Career with MSF
Working for MSF is a challenging and rewarding personal and professional experience that allows you to help people in a very real way. So even if you do it just once, you will get a lot out of it. And your future employers will benefit from your new confidence and management skills. But MSF encourages field workers to continue working for the organisation beyond their first mission because you have become even more valuable to us as well.
We offer a range of career opportunities to our field workers. Gaining more and varied MSF field experience makes you eligible for coordination positions in the mission such as Logistical, Human Resources, Finance, Medical, or Project Coordinator, or Head of Mission.
Step 2: Application
After checking on our requirements and thinking hard about your suitability , are you ready to begin your journey with us? The “Apply” button is at the bottom of each of the field worker profile pages. Other forms of application (e.g. via email) are not accepted.
If you do not receive any feedback within 12 weeks, you can assume that your application unsuccessful.
Step 3: Assessment
Shortlisted applicants will be invited for a phone interview, and those who are successful with that will be invited to an assessment centre (AC).
This is a whole day exercise that involves a face to face interview, team work practice and problem solving based on practical scenarios.
Applicants for some positions might also be required to take a written test during the AC. We will notify you in advance.
Step 4: Field Worker Pool
Following a successful assessment session, you will be accepted onto MSF's field worker pool ready for deployment to an MSF project.
Our ability to find you an assignment depends on our current field project needs, your skills profile, and your availability dates. We prioritise placement of field workers to where the need is greatest, and as such we are unable to accept requests to be placed in a specific location or project.
When you are matched to a position, you will be provided with a job description and detailed information regarding the country and project itself.
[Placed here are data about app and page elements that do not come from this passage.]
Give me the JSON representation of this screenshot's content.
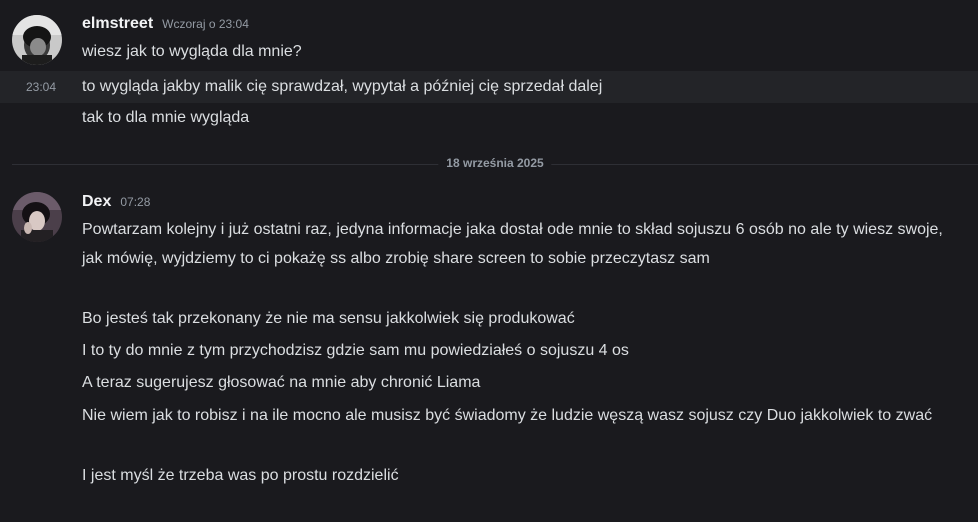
{
  "messages": {
    "group1": {
      "username": "elmstreet",
      "timestamp": "Wczoraj o 23:04",
      "lines": [
        "wiesz jak to wygląda dla mnie?",
        "to wygląda jakby malik cię sprawdzał, wypytał a później cię sprzedał dalej",
        "tak to dla mnie wygląda"
      ],
      "hover_time": "23:04"
    },
    "date_divider": "18 września 2025",
    "group2": {
      "username": "Dex",
      "timestamp": "07:28",
      "lines": [
        "Powtarzam kolejny i już ostatni raz, jedyna informacje jaka dostał ode mnie to skład sojuszu 6 osób no ale ty wiesz swoje, jak mówię, wyjdziemy to ci pokażę ss albo zrobię share screen to sobie przeczytasz sam",
        "Bo jesteś tak przekonany że nie ma sensu jakkolwiek się produkować",
        "I to ty do mnie z tym przychodzisz gdzie sam mu powiedziałeś o sojuszu 4 os",
        "A teraz sugerujesz głosować na mnie aby chronić Liama",
        "Nie wiem jak to robisz i na ile mocno ale musisz być świadomy że ludzie węszą wasz sojusz czy Duo jakkolwiek to zwać",
        "I jest myśl że trzeba was po prostu rozdzielić"
      ]
    }
  }
}
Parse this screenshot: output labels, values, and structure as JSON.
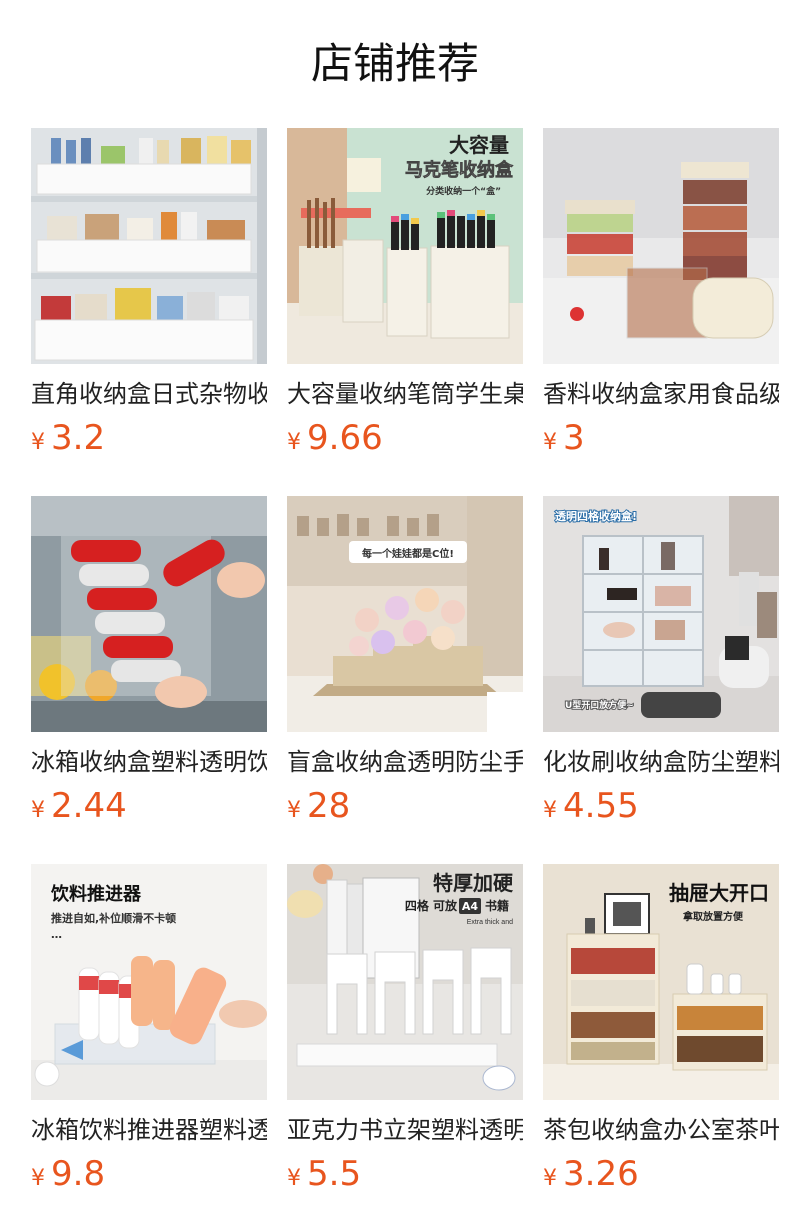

Our Field Human Resources team will be available to answer any questions that you may have about the placement, location or role prior to you accepting the opportunity.
Once accepting and confirm a mission, as a new field worker in MSF pool you will receive a one-week preparation course, known as Preparation for Primary Departure (PPD).
We will arrange the visa, flights and possible temporary accommodation for you to be able to arrive at project according to the schedule. Medical preparation will be part of your responsibility (vaccine, health check) under MSF coverage.
On arrival in the field you will be given a full briefing by the in-country team.